Ask Jennifer Sykes, Ministry of Business, Innovation and Employment questions relating to tenants and landlords
The Ministry of Business, Innovation & Employment provides information and guidance on building law and compliance, services including weathertight homes, and advice for tenants and landlords.
We have had $6,100 awarded to us by the Tenancy Tribunal for intentional damage done to the flat during a tenancy. An attachment order was placed against his benefit and 13 payments have been made. As of 26 March, the tenant has successfully been declared bankrupt and payments have stopped. We have filed a creditor’s claim.
Are there any further steps that can be taken to retrieve these damages? We consider it unfair that a person who incurs debts through purposeful damage to property and who continues to draw an income from a benefit can have this debt cancelled.
What are my obligations to a tenant and rights as a landlord in relation to a plumbing issue which resulted in a large power bill? The plumbing issue was a leaky pipe from the hot water cylinder. It was immediately fixed when I was notified. The tenant now expects me to pay the huge power bill they received as a result of the leaky pipe. They have threatened to not pay the rent so they can pay the bill. Am I obligated to pay the bill? They thought they had noticed something not quite right two weeks prior, but only called me when they got their power bill.

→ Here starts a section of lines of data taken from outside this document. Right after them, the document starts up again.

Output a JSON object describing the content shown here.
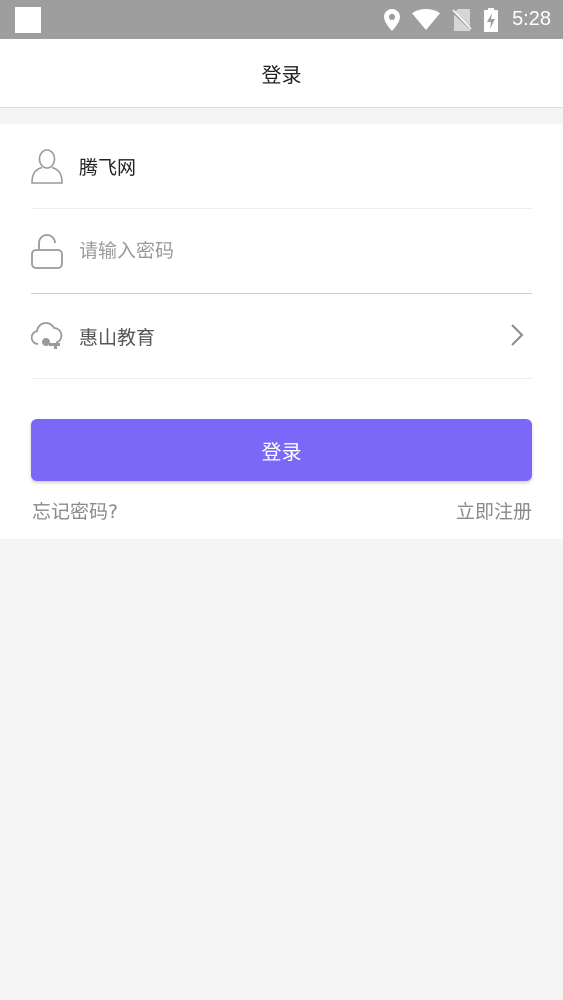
{
  "status_bar": {
    "time": "5:28",
    "icons": [
      "location-icon",
      "wifi-icon",
      "no-sim-icon",
      "battery-charging-icon"
    ]
  },
  "header": {
    "title": "登录"
  },
  "form": {
    "username_value": "腾飞网",
    "password_placeholder": "请输入密码",
    "password_value": "",
    "organization_value": "惠山教育",
    "login_button_label": "登录",
    "forgot_password_label": "忘记密码?",
    "register_label": "立即注册"
  },
  "colors": {
    "accent": "#7b68f8",
    "status_bar": "#9e9e9e",
    "background": "#f5f5f5"
  }
}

The house we rent is under property management and the landlord has decided that she wants to come in and collect her stuff that is still here. (This is four months after we moved in. We've also been feeding her cats which she hasn't bothered taking and has no intention of taking.) Do we have to allow this if it doesn't suit us? We are out of town the weekend that she wants to do it and we don't want her going through our shed without us here.